Addiction refers to a condition where a person becomes physically and/or psychologically dependent on a substance, behavior, or activity. It is characterized by compulsive, repeated use of the substance or engagement in the behavior, despite the negative consequences associated with it. Addiction can affect a person’s physical health, mental well-being, social functioning, and overall quality of life. The most common forms of addiction include substance abuse (such as drugs and alcohol) and behavioral addictions (such as gambling, gaming, or internet use). Addiction is considered a chronic, relapsing disease that requires ongoing management and support to overcome.
What are The Causes of Addiction?
The causes of addiction are complex and multifaceted, involving a combination of genetic, environmental, and social factors. Here are some of the factors that can contribute to the development of addiction:
Genetics: Some people may be more susceptible to addiction due to genetic factors.
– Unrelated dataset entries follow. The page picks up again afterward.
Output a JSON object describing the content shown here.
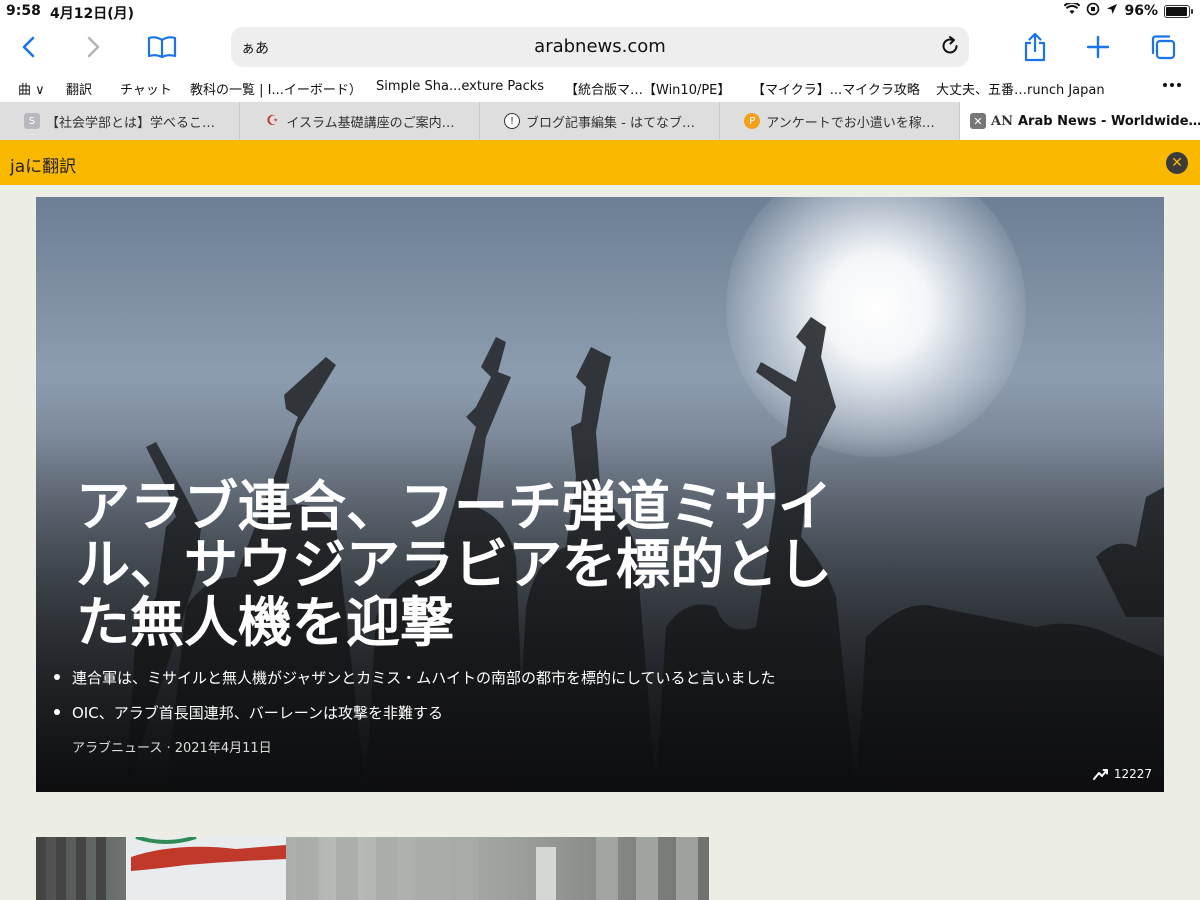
{
  "status_bar": {
    "time": "9:58",
    "date": "4月12日(月)",
    "battery_text": "96%",
    "battery_level": 0.96
  },
  "toolbar": {
    "reader_label": "ぁあ",
    "url": "arabnews.com"
  },
  "bookmarks": [
    {
      "label": "曲 ∨"
    },
    {
      "label": "翻訳"
    },
    {
      "label": "チャット"
    },
    {
      "label": "教科の一覧 | I...イーボード）"
    },
    {
      "label": "Simple Sha...exture Packs"
    },
    {
      "label": "【統合版マ…【Win10/PE】"
    },
    {
      "label": "【マイクラ】...マイクラ攻略"
    },
    {
      "label": "大丈夫、五番…runch Japan"
    }
  ],
  "tabs": [
    {
      "title": "【社会学部とは】学べるこ…",
      "icon": "S",
      "color": "#b8b8bd"
    },
    {
      "title": "イスラム基礎講座のご案内…",
      "icon": "☪",
      "color": "#c0392b"
    },
    {
      "title": "ブログ記事編集 - はてなブ…",
      "icon": "!",
      "color": "#333333"
    },
    {
      "title": "アンケートでお小遣いを稼…",
      "icon": "P",
      "color": "#f1a11a"
    },
    {
      "title": "Arab News - Worldwide…",
      "icon": "AN",
      "color": "#ffffff",
      "active": true
    }
  ],
  "translate_banner": {
    "label": "jaに翻訳"
  },
  "article": {
    "headline": "アラブ連合、フーチ弾道ミサイル、サウジアラビアを標的とした無人機を迎撃",
    "bullets": [
      "連合軍は、ミサイルと無人機がジャザンとカミス・ムハイトの南部の都市を標的にしていると言いました",
      "OIC、アラブ首長国連邦、バーレーンは攻撃を非難する"
    ],
    "byline": "アラブニュース · 2021年4月11日",
    "views": "12227"
  }
}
Research has shown that certain genes can increase the likelihood of developing addiction.
Brain Chemistry: Addictive substances can affect the brain’s reward system, leading to changes in brain chemistry that make a person more likely to continue using the substance.
Trauma and Stress: Traumatic experiences or chronic stress can increase the risk of addiction by affecting a person’s ability to cope with difficult emotions.
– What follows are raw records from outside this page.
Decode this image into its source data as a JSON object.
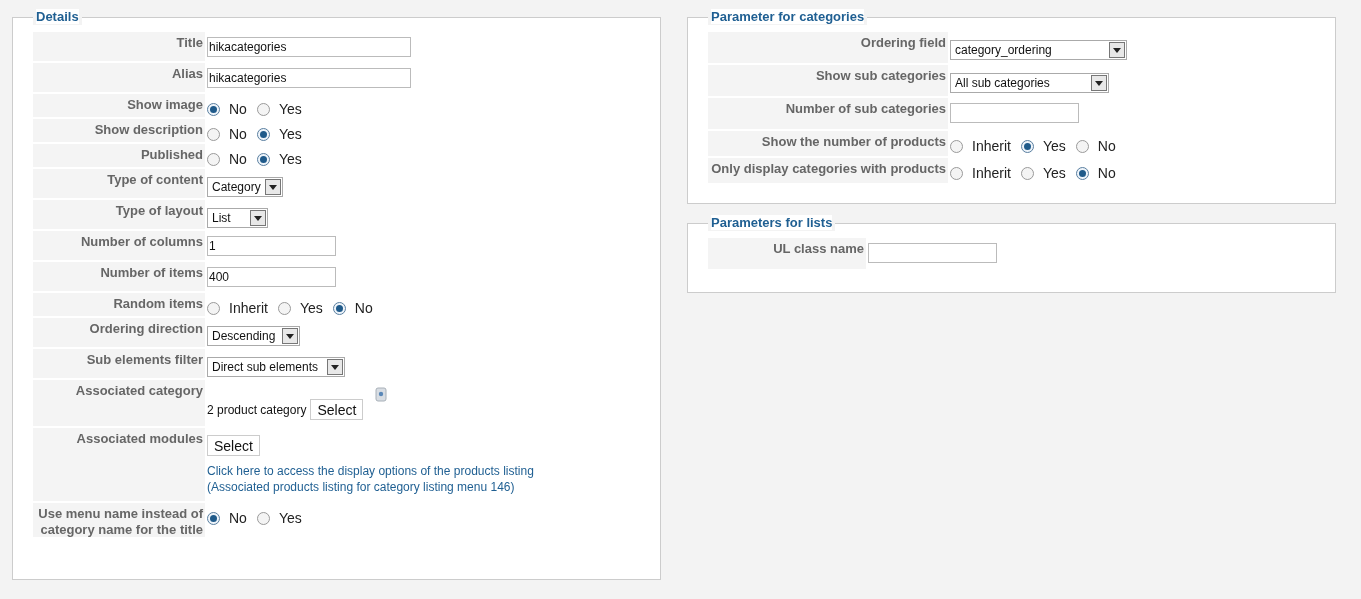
{
  "details": {
    "legend": "Details",
    "rows": [
      {
        "kind": "text",
        "label": "Title",
        "value": "hikacategories"
      },
      {
        "kind": "text",
        "label": "Alias",
        "value": "hikacategories"
      },
      {
        "kind": "radio",
        "label": "Show image",
        "options": [
          {
            "label": "No",
            "selected": true
          },
          {
            "label": "Yes",
            "selected": false
          }
        ]
      },
      {
        "kind": "radio",
        "label": "Show description",
        "options": [
          {
            "label": "No",
            "selected": false
          },
          {
            "label": "Yes",
            "selected": true
          }
        ]
      },
      {
        "kind": "radio",
        "label": "Published",
        "options": [
          {
            "label": "No",
            "selected": false
          },
          {
            "label": "Yes",
            "selected": true
          }
        ]
      },
      {
        "kind": "select",
        "label": "Type of content",
        "value": "Category"
      },
      {
        "kind": "select",
        "label": "Type of layout",
        "value": "List"
      },
      {
        "kind": "text",
        "label": "Number of columns",
        "value": "1"
      },
      {
        "kind": "text",
        "label": "Number of items",
        "value": "400"
      },
      {
        "kind": "radio",
        "label": "Random items",
        "options": [
          {
            "label": "Inherit",
            "selected": false
          },
          {
            "label": "Yes",
            "selected": false
          },
          {
            "label": "No",
            "selected": true
          }
        ]
      },
      {
        "kind": "select",
        "label": "Ordering direction",
        "value": "Descending"
      },
      {
        "kind": "select",
        "label": "Sub elements filter",
        "value": "Direct sub elements"
      },
      {
        "kind": "category",
        "label": "Associated category",
        "value": "2 product category",
        "button": "Select"
      },
      {
        "kind": "modules",
        "label": "Associated modules",
        "button": "Select",
        "link": "Click here to access the display options of the products listing",
        "note": "(Associated products listing for category listing menu 146)"
      },
      {
        "kind": "radio",
        "label": "Use menu name instead of category name for the title",
        "options": [
          {
            "label": "No",
            "selected": true
          },
          {
            "label": "Yes",
            "selected": false
          }
        ]
      }
    ]
  },
  "categories": {
    "legend": "Parameter for categories",
    "rows": [
      {
        "kind": "select",
        "label": "Ordering field",
        "value": "category_ordering"
      },
      {
        "kind": "select",
        "label": "Show sub categories",
        "value": "All sub categories"
      },
      {
        "kind": "text",
        "label": "Number of sub categories",
        "value": ""
      },
      {
        "kind": "radio",
        "label": "Show the number of products",
        "options": [
          {
            "label": "Inherit",
            "selected": false
          },
          {
            "label": "Yes",
            "selected": true
          },
          {
            "label": "No",
            "selected": false
          }
        ]
      },
      {
        "kind": "radio",
        "label": "Only display categories with products",
        "options": [
          {
            "label": "Inherit",
            "selected": false
          },
          {
            "label": "Yes",
            "selected": false
          },
          {
            "label": "No",
            "selected": true
          }
        ]
      }
    ]
  },
  "lists": {
    "legend": "Parameters for lists",
    "rows": [
      {
        "kind": "text",
        "label": "UL class name",
        "value": ""
      }
    ]
  }
}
Environmental Factors: Environmental factors such as access to drugs or alcohol, peer pressure, and social norms can play a role in the development of addiction.
Mental Health Disorders: People with certain mental health disorders such as depression, anxiety, or ADHD may be more likely to develop addiction as a way of self-medicating.
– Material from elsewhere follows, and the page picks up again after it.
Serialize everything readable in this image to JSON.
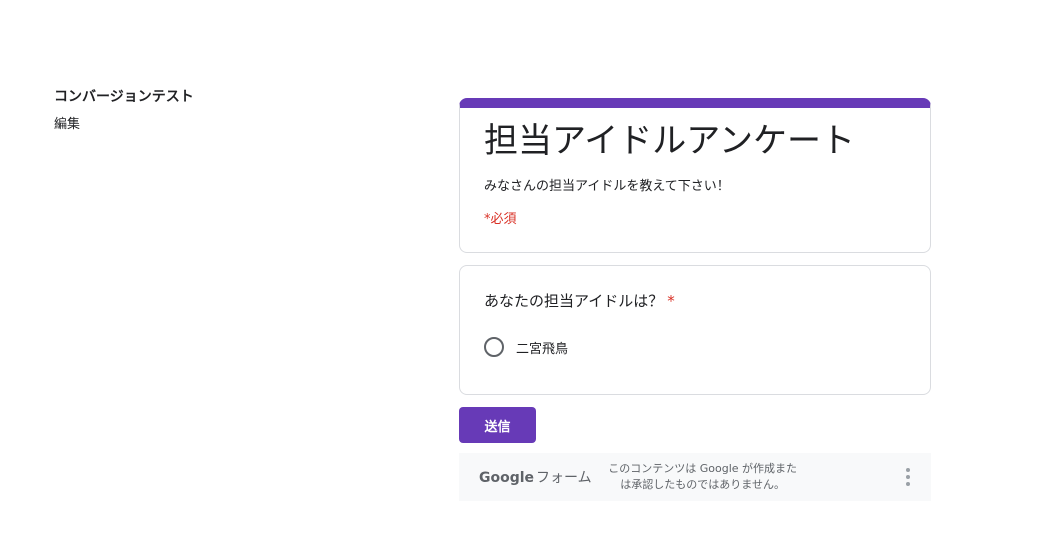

Developmental Factors: Early exposure to addictive substances, as well as social and family dynamics, can also influence the development of addiction.
It’s important to note that addiction is a complex condition that can vary widely from person to person. It is often the result of a combination of factors, and each individual’s experience with addiction is unique.
What are The Signs of Addiction?
The signs of addiction can vary depending on the type of addiction and the individual, but there are some common signs to look out for. Here are some of the most common signs of addiction:
Loss of control: A person with addiction may struggle to control their use of the substance or behavior, often using more than intended or for longer periods of time than planned.
Obsession: They may become preoccupied with the substance or behavior, spending a lot of time thinking about it, and planning when and how to use it.
Tolerance: Over time, a person with addiction may develop a tolerance to the substance or behavior, meaning they need more of it to achieve the same effect.
Withdrawal: When a person with addiction tries to stop or reduce their use of the substance or behavior, they may experience withdrawal symptoms such as tremors, sweating, nausea, or anxiety.
Continued Use Despite Negative Consequences: Even when addiction causes problems in a person’s life, such as difficulties at work or in relationships, they may continue to use the substance or engage in the behavior.
Neglecting Responsibilities: A person with addiction may start to neglect their responsibilities at home, work, or school, often preferring to spend time using the substance or engaging in the behavior instead.
Changes in Behavior or Mood: Addiction can cause changes in a person’s behavior or mood, including mood swings, irritability, and depression.
It’s important to note that addiction is a complex condition, and not everyone with addiction will display all of these signs. However, if you are concerned that you or someone you know may be struggling with addiction, it’s important to seek help from a healthcare professional or addiction specialist.